A natural alternative is to see the Soviet School as a physical entity. The term is perhaps most often associated with Mikhail Botvinnik’s school, but that appeared relatively late in the day, and there were separate schools all over the former Soviet Union. All of them had different personnel, different training schedules and, inevitably, different approaches to teaching chess.
In an excellent Chess Moscow article looking at the current state of chess in Russia, Valery Chekhov, a chess school trainer who was once World Junior Champion, demystifies the Soviet School of Chess: (Note that “Pioneers’ Palaces” were something like state-run youth centres providing extra-curricular activities. “Palace” comes from the fact the Soviets originally established them in former palaces!)
If you’re talking about the Soviet School of Chess, then we had an excellent structure composed of: numerous clubs, Pioneers’ Palaces, lots of events, government support. And, as a result – around 5 million people playing chess. And quantity turned into quality. Each year dozens of good chess players would appear. But nevertheless, there was no particular system of preparation. Everyone studied as they could, and as they wanted.
For Chekhov, what Russia requires now, with that quantity gone, is to establish a real system of preparation. Otherwise his prognosis is bleak:
We’ve lost our structural position. I think that in India or China the supply of young chess players is many times greater than in Russia. Therefore quantity will be transformed into quality there, and not here. In China, India, even in little Armenia – there’s government support, and therefore they have psychologists who not only work with the children during the training process, but also support the sportsmen at almost every event. All promising sportsmen are provided with help from trainers and good events to play in. Plus, people in the East always know what comes first, and what’s secondary – they know how to prioritise. Therefore I assume they’ve already been developing a scientific program of study in those countries for a long time now.
Later in the article Chekhov names Vietnam, and goes into more detail on how he sees the future:

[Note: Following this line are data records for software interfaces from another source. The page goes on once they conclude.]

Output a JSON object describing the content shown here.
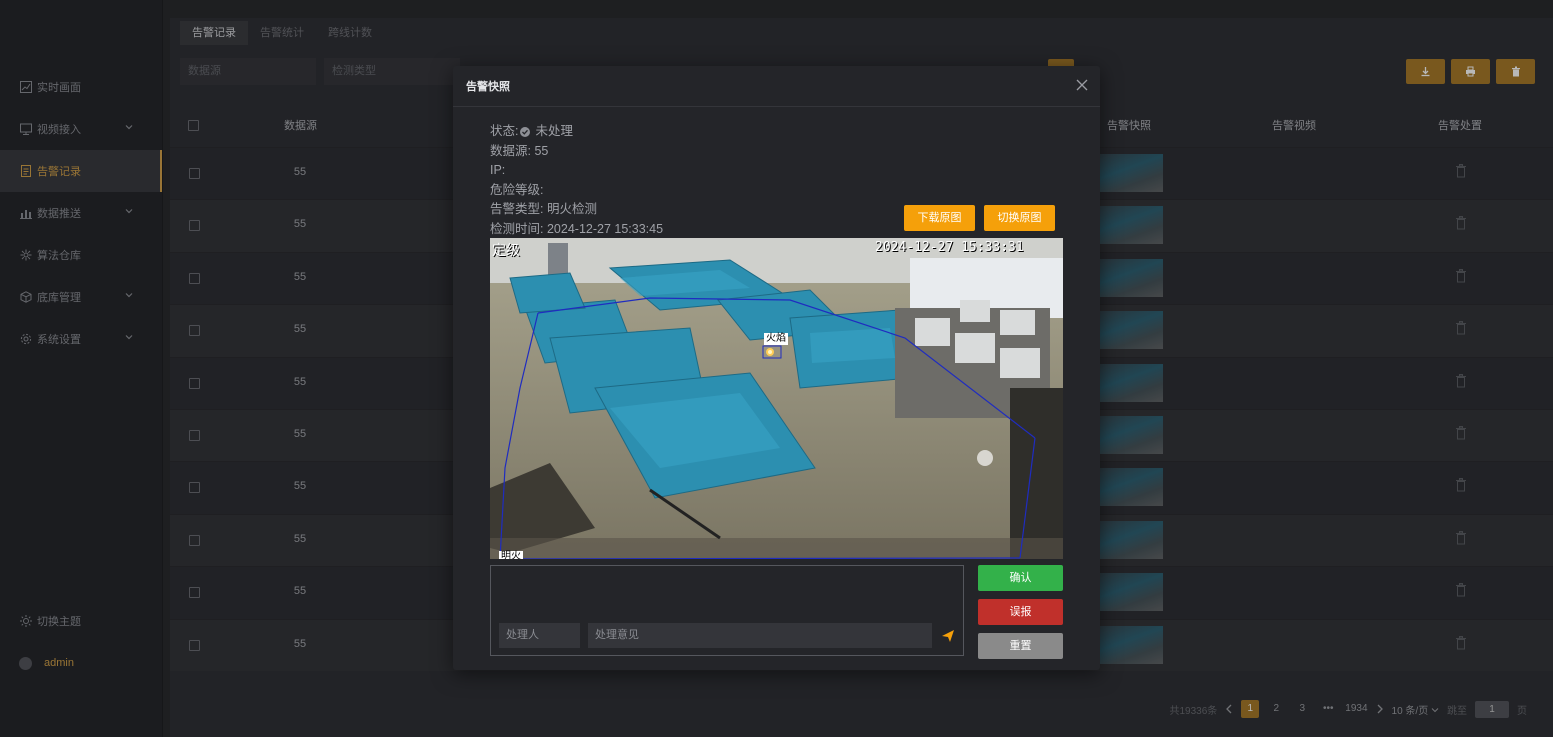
{
  "sidebar": {
    "items": [
      {
        "label": "实时画面",
        "icon": "chart-icon",
        "has_children": false
      },
      {
        "label": "视频接入",
        "icon": "monitor-icon",
        "has_children": true
      },
      {
        "label": "告警记录",
        "icon": "document-icon",
        "has_children": false,
        "active": true
      },
      {
        "label": "数据推送",
        "icon": "bar-chart-icon",
        "has_children": true
      },
      {
        "label": "算法仓库",
        "icon": "algorithm-icon",
        "has_children": false
      },
      {
        "label": "底库管理",
        "icon": "cube-icon",
        "has_children": true
      },
      {
        "label": "系统设置",
        "icon": "gear-icon",
        "has_children": true
      }
    ],
    "theme_label": "切换主题",
    "user_label": "admin"
  },
  "tabs": [
    "告警记录",
    "告警统计",
    "跨线计数"
  ],
  "filters": {
    "datasource_placeholder": "数据源",
    "type_placeholder": "检测类型"
  },
  "table": {
    "headers": {
      "datasource": "数据源",
      "snapshot": "告警快照",
      "video": "告警视频",
      "handle": "告警处置"
    },
    "rows": [
      {
        "source": "55"
      },
      {
        "source": "55"
      },
      {
        "source": "55"
      },
      {
        "source": "55"
      },
      {
        "source": "55"
      },
      {
        "source": "55"
      },
      {
        "source": "55"
      },
      {
        "source": "55"
      },
      {
        "source": "55"
      },
      {
        "source": "55"
      }
    ]
  },
  "pagination": {
    "total": "共19336条",
    "pages": [
      "1",
      "2",
      "3"
    ],
    "ellipsis": "•••",
    "last": "1934",
    "page_size": "10 条/页",
    "jump_label": "跳至",
    "jump_value": "1",
    "page_suffix": "页"
  },
  "modal": {
    "title": "告警快照",
    "status_label": "状态:",
    "status_value": "未处理",
    "source_label": "数据源:",
    "source_value": "55",
    "ip_label": "IP:",
    "ip_value": "",
    "risk_label": "危险等级:",
    "risk_value": "",
    "type_label": "告警类型:",
    "type_value": "明火检测",
    "time_label": "检测时间:",
    "time_value": "2024-12-27 15:33:45",
    "download_btn": "下载原图",
    "switch_btn": "切换原图",
    "snapshot_overlay_left": "定级",
    "snapshot_overlay_time": "2024-12-27 15:33:31",
    "detection_label": "火焰",
    "region_label": "明火",
    "handler_placeholder": "处理人",
    "opinion_placeholder": "处理意见",
    "confirm_btn": "确认",
    "false_btn": "误报",
    "reset_btn": "重置"
  },
  "colors": {
    "accent": "#d4a24a",
    "orange": "#f5a00a",
    "green": "#33b14a",
    "red": "#c0302b",
    "gray": "#8a8a8a"
  }
}
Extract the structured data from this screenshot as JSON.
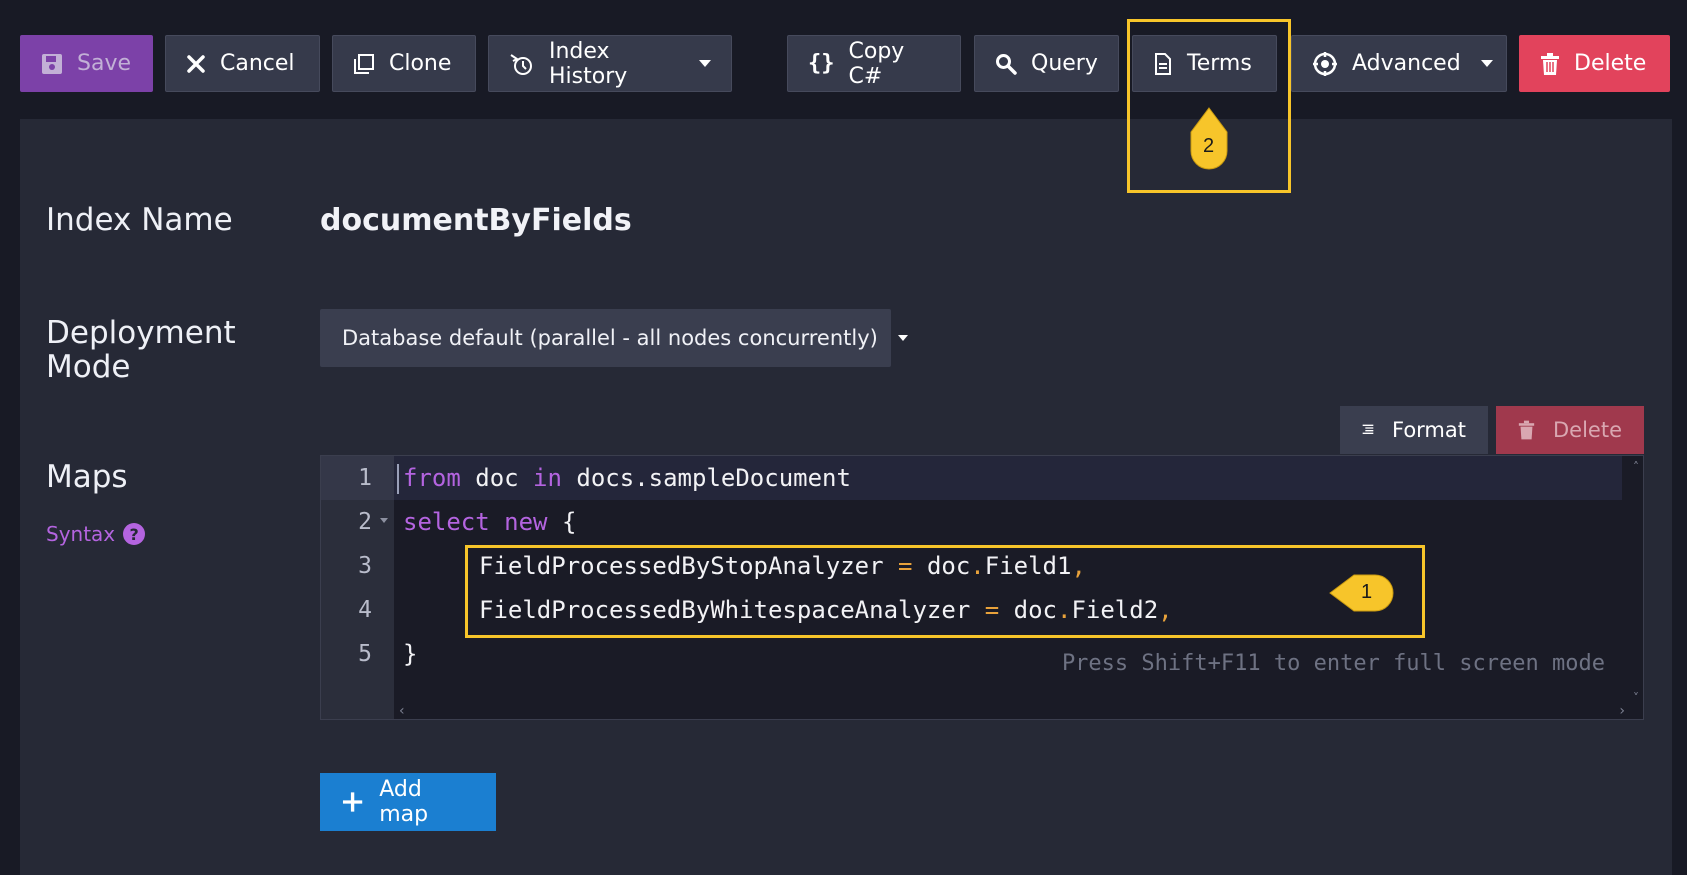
{
  "toolbar": {
    "save": "Save",
    "cancel": "Cancel",
    "clone": "Clone",
    "index_history": "Index History",
    "copy_csharp": "Copy C#",
    "query": "Query",
    "terms": "Terms",
    "advanced": "Advanced",
    "delete": "Delete"
  },
  "form": {
    "index_name_label": "Index Name",
    "index_name_value": "documentByFields",
    "deployment_label_line1": "Deployment",
    "deployment_label_line2": "Mode",
    "deployment_value": "Database default (parallel - all nodes concurrently)",
    "maps_label": "Maps",
    "syntax_link": "Syntax"
  },
  "map_toolbar": {
    "format": "Format",
    "delete": "Delete"
  },
  "editor": {
    "line_numbers": [
      "1",
      "2",
      "3",
      "4",
      "5"
    ],
    "line1": {
      "kw1": "from",
      "t1": " doc ",
      "kw2": "in",
      "t2": " docs.sampleDocument"
    },
    "line2": {
      "kw1": "select",
      "t1": " ",
      "kw2": "new",
      "t2": " {"
    },
    "line3": {
      "field": "FieldProcessedByStopAnalyzer",
      "eq": "=",
      "obj": "doc",
      "dot": ".",
      "prop": "Field1",
      "comma": ","
    },
    "line4": {
      "field": "FieldProcessedByWhitespaceAnalyzer",
      "eq": "=",
      "obj": "doc",
      "dot": ".",
      "prop": "Field2",
      "comma": ","
    },
    "line5": "}",
    "hint": "Press Shift+F11 to enter full screen mode"
  },
  "add_map": "Add map",
  "annotations": {
    "badge1": "1",
    "badge2": "2",
    "highlight_color": "#f7c52a"
  },
  "colors": {
    "background": "#181a25",
    "panel": "#262936",
    "save": "#7c41a8",
    "delete": "#e2435c",
    "primary": "#1b7fd1",
    "keyword": "#b464e0"
  }
}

In those countries that I’ve talked about (and there are also other countries that we know little about, for example, Vietnam and Turkey) they resolve the country’s chess development problems systematically. We, as always, are just patching up holes. In my view, given the situation that I’ve described, the condition of children’s chess in Russia isn’t bad! It’s catastrophic! The fact that such an approach is going to make us a second-rate chess power is no longer a question of decades, but of a few years. Does that mean that good, strong chess players won’t appear in Russia? Of course not! But the process will be chaotic and unpredictable.
As you’ve probably realised, Chekhov’s article is part of a much wider debate on the future of Russian chess. I hope to return to that later, but for now, what can we say about Le Quang Liem? Although Shvedchikov’s claim that Le’s style is a reflection of the “Soviet School of Chess” seems far-fetched, it’s clear that Le did have significant help from Russian chess players. You could risk the paradoxical conclusion that rather than conquering Aeroflot, that most Russian of tournaments, despite growing up in a chess wilderness – he succeeded because he’d had a better classically Russian (or Soviet) chess upbringing than most of his rivals.
Perhaps, however, we shouldn’t end on chess geopolitics, but with Le Quang Liem’s own explanation of his victory, at the Russian Chess Federation website:
There’s no magic. I simply really love chess, I study it constantly, and I try to play in every game rather than make draws. It simply went well!